ACTIVITY -
Whenever the word "Voir" appears in a line of the data below, copy that line.

[Interface dataset entries]
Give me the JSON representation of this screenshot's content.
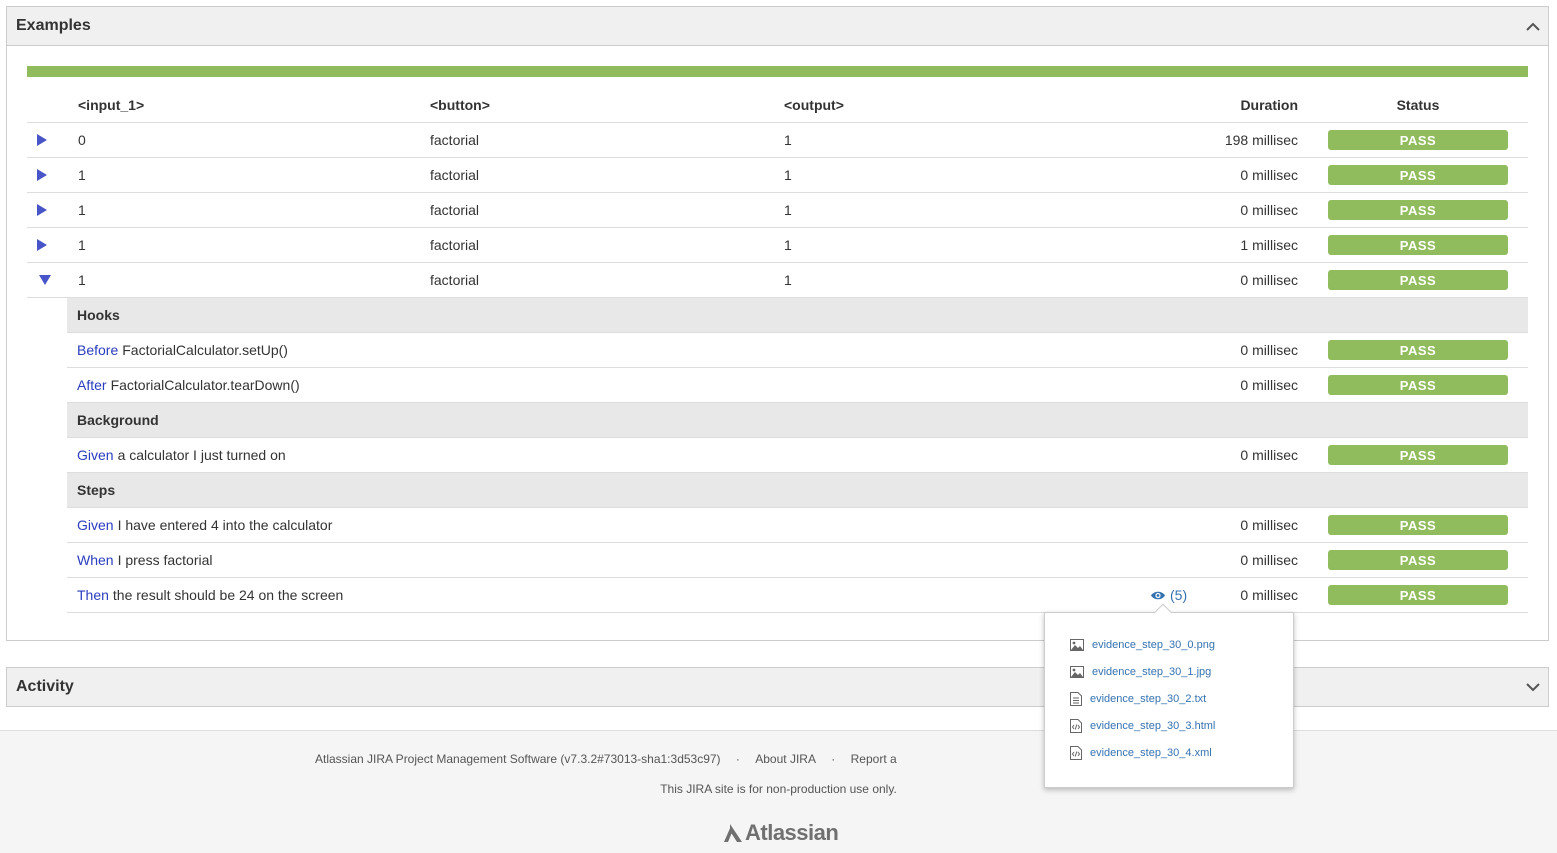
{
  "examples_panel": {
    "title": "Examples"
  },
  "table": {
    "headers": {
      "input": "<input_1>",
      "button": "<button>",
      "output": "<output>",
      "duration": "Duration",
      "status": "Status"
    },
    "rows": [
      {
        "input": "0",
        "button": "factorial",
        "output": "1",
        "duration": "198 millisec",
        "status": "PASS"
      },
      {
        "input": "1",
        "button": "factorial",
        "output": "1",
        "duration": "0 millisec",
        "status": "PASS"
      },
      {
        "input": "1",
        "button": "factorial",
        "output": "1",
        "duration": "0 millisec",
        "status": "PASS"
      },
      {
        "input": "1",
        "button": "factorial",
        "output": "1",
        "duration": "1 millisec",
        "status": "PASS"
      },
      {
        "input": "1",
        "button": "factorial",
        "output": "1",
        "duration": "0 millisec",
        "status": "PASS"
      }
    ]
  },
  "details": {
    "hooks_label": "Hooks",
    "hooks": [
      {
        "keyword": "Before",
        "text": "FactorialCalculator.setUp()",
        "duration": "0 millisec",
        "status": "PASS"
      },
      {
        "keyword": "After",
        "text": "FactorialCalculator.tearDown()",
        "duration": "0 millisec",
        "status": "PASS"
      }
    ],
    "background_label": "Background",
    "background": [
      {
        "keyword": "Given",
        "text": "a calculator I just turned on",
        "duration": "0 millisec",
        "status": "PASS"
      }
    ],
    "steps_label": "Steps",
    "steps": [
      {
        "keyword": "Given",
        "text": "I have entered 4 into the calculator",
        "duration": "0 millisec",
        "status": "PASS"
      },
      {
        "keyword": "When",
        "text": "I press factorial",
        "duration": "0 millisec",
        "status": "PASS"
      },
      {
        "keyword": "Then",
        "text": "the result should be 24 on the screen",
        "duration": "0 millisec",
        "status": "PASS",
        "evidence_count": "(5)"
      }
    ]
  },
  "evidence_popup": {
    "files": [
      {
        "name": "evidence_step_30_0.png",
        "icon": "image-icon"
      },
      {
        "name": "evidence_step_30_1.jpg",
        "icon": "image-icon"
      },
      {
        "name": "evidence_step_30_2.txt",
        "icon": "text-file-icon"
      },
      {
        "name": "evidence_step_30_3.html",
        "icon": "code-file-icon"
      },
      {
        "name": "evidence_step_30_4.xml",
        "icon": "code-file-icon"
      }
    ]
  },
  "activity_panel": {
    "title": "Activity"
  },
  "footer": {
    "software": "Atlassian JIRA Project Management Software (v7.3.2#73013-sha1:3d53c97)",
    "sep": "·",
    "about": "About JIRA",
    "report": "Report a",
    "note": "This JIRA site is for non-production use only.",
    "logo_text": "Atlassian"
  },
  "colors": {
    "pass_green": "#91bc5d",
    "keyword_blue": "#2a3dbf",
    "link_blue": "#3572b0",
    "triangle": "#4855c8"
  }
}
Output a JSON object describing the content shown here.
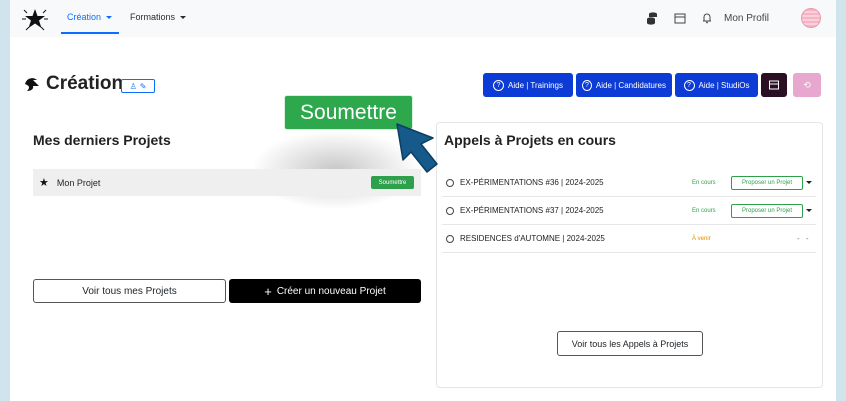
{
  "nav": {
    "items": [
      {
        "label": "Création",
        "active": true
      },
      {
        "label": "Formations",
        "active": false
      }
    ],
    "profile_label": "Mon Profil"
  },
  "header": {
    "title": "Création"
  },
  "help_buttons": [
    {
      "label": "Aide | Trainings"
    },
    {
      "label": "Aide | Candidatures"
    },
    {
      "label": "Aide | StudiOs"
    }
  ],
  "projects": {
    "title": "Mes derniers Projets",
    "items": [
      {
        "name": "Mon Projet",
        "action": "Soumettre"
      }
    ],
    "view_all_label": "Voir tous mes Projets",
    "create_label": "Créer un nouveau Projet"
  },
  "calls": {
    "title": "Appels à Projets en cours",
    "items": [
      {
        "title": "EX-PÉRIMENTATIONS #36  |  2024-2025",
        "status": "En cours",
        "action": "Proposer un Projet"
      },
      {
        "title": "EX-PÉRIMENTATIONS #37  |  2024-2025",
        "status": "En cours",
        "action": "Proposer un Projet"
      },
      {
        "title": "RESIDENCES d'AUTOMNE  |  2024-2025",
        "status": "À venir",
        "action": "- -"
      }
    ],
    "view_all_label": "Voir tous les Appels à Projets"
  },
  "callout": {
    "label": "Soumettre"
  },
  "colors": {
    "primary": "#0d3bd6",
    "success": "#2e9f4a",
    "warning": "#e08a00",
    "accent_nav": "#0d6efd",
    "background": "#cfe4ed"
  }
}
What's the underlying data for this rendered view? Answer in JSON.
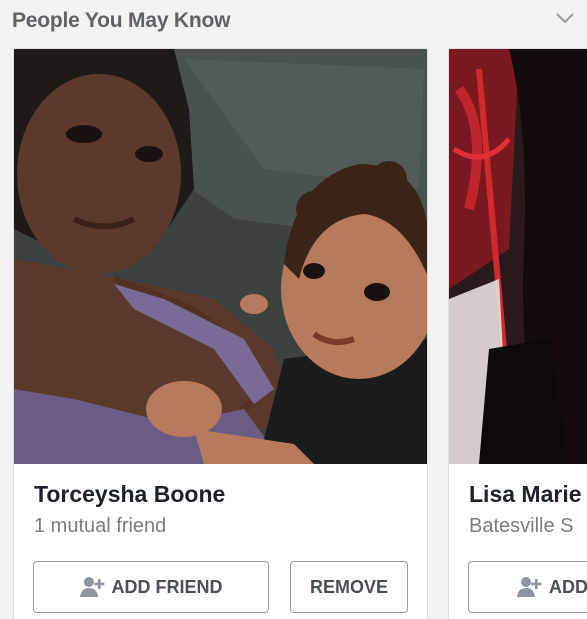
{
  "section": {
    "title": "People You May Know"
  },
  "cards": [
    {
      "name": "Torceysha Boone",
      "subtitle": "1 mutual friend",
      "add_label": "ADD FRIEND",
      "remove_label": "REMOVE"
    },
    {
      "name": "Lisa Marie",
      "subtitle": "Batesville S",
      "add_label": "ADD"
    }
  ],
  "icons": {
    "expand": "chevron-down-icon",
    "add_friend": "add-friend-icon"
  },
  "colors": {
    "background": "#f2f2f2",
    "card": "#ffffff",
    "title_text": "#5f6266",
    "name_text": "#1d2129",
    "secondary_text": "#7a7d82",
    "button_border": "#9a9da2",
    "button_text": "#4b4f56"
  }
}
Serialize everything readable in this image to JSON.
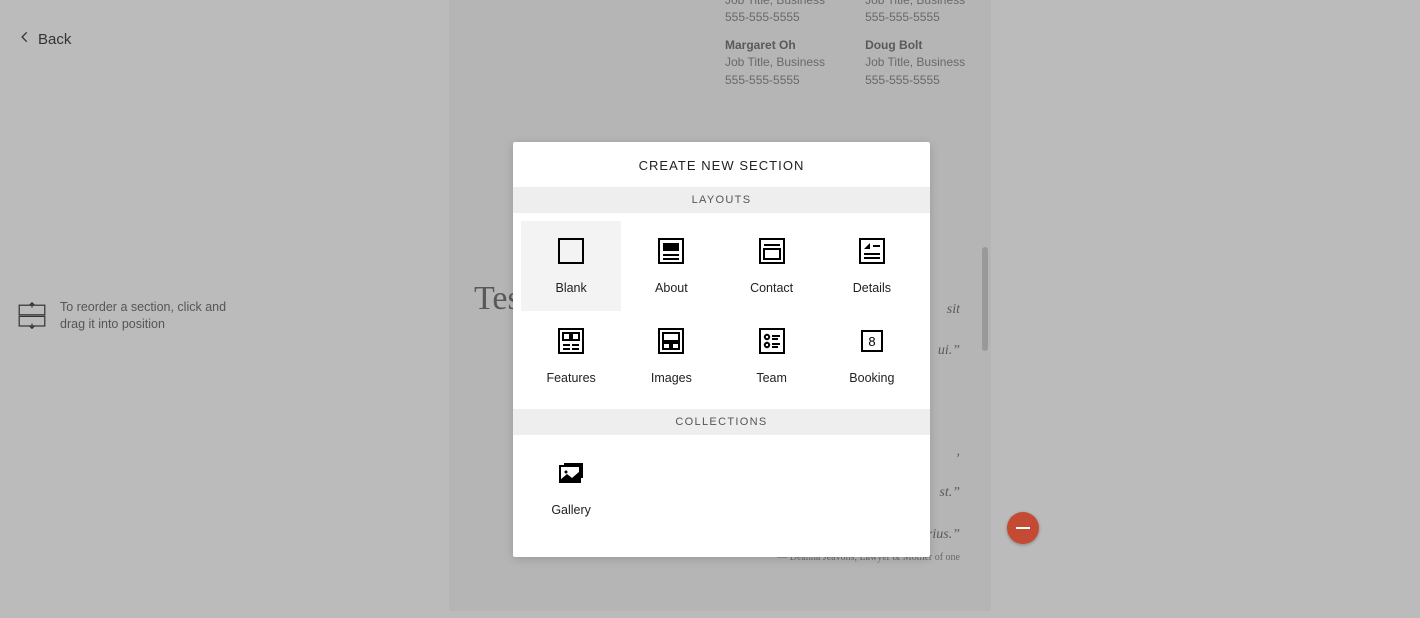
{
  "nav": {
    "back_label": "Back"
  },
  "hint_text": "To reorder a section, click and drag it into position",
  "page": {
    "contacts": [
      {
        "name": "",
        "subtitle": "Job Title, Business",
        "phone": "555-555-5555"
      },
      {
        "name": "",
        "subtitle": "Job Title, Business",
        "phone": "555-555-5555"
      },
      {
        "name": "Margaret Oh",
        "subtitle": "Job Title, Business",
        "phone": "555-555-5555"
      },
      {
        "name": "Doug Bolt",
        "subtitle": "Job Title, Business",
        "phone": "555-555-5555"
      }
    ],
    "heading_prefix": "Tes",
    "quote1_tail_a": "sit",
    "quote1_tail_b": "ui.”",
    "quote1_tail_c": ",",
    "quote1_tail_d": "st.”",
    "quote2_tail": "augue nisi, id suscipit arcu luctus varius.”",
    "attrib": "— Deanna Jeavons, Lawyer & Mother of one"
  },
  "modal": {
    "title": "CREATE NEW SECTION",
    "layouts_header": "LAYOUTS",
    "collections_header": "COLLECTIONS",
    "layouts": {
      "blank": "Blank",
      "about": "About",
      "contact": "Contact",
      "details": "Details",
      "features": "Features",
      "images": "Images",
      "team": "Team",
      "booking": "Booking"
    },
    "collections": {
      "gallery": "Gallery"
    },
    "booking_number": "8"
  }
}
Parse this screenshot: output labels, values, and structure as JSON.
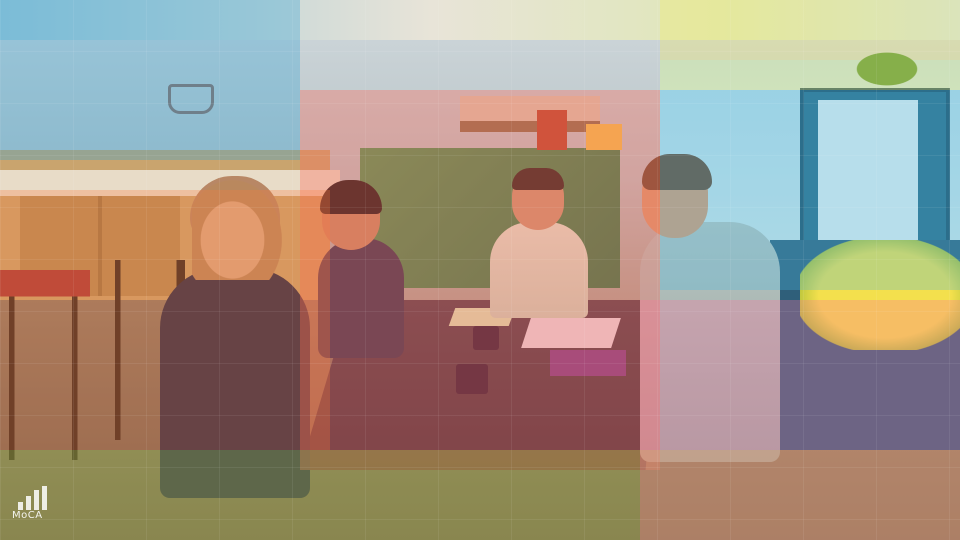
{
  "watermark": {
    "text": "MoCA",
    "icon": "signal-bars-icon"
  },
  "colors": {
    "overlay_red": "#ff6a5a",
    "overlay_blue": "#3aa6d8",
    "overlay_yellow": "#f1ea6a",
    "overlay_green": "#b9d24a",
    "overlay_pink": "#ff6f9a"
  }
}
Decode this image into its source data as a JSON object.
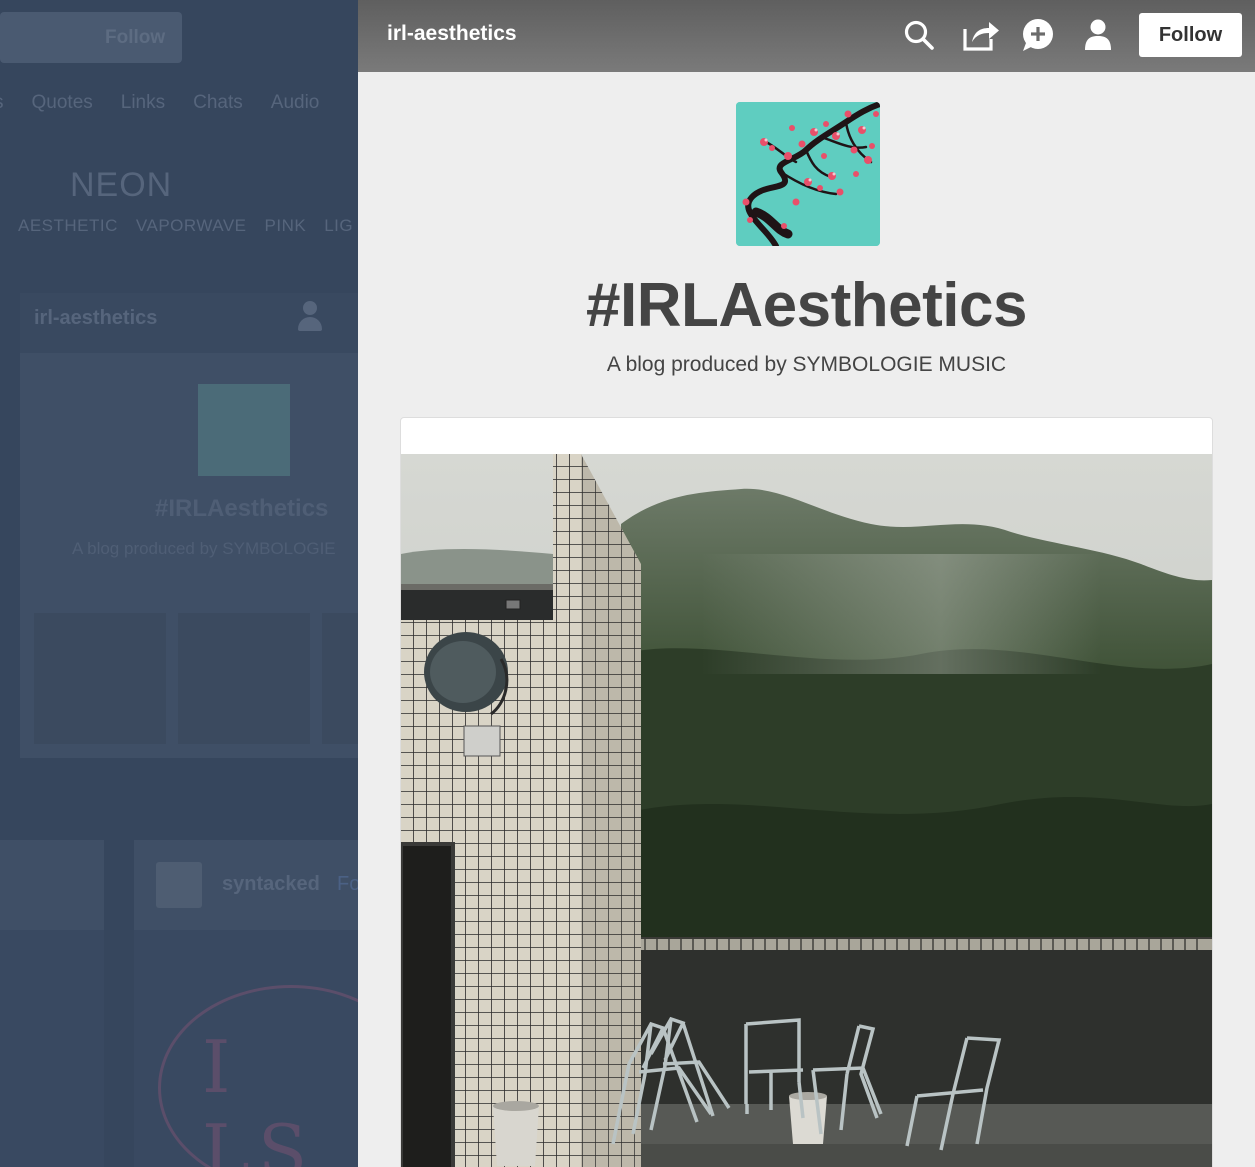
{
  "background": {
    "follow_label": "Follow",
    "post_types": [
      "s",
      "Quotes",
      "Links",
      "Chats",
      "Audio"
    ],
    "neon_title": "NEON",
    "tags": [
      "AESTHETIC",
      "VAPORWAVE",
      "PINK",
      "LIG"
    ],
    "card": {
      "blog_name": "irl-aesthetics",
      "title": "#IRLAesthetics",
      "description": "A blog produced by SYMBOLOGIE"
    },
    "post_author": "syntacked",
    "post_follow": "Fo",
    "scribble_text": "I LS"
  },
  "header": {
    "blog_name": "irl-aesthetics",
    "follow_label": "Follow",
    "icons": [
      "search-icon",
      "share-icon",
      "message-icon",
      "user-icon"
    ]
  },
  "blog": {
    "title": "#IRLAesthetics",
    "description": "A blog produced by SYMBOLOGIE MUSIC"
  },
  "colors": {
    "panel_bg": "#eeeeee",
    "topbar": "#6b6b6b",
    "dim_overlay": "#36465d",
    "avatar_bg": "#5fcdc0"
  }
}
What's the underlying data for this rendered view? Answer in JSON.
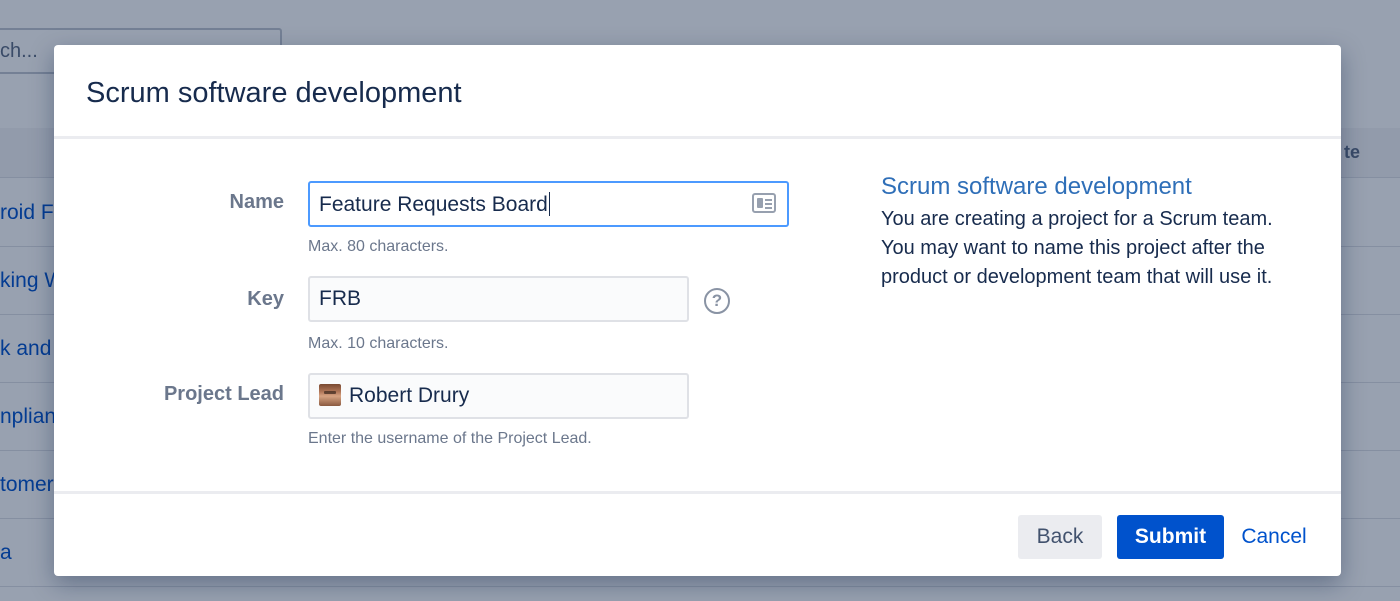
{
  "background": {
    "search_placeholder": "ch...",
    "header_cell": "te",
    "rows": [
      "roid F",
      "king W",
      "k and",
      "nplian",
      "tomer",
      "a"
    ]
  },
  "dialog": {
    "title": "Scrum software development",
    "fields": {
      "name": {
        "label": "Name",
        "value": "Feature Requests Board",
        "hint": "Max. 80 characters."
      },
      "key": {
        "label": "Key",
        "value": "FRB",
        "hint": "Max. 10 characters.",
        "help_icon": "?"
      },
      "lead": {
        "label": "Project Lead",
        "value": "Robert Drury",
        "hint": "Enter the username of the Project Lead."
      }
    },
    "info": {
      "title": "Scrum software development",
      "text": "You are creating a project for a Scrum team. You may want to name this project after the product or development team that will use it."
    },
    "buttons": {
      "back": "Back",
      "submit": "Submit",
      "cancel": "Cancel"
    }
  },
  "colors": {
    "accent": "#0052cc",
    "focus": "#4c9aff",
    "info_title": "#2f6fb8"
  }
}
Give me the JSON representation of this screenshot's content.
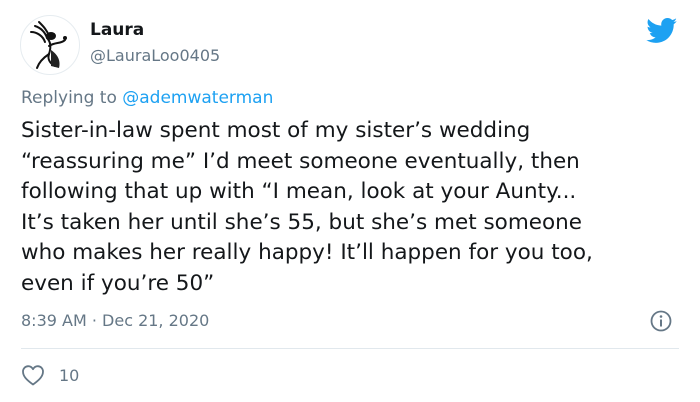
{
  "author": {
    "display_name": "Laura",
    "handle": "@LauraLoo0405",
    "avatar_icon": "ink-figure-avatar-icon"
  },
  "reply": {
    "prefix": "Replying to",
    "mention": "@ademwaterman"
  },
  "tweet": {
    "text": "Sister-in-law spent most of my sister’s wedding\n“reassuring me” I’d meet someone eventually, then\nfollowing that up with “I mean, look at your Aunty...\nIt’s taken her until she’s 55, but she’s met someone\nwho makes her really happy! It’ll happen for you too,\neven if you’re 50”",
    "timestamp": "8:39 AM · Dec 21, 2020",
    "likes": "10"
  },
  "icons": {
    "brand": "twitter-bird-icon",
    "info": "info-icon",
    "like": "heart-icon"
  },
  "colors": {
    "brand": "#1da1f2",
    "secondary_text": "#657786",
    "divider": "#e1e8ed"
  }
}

ANSWER BOX -
    "view_all_label": "Voir tous mes Projets",
    "view_all_label": "Voir tous les Appels à Projets"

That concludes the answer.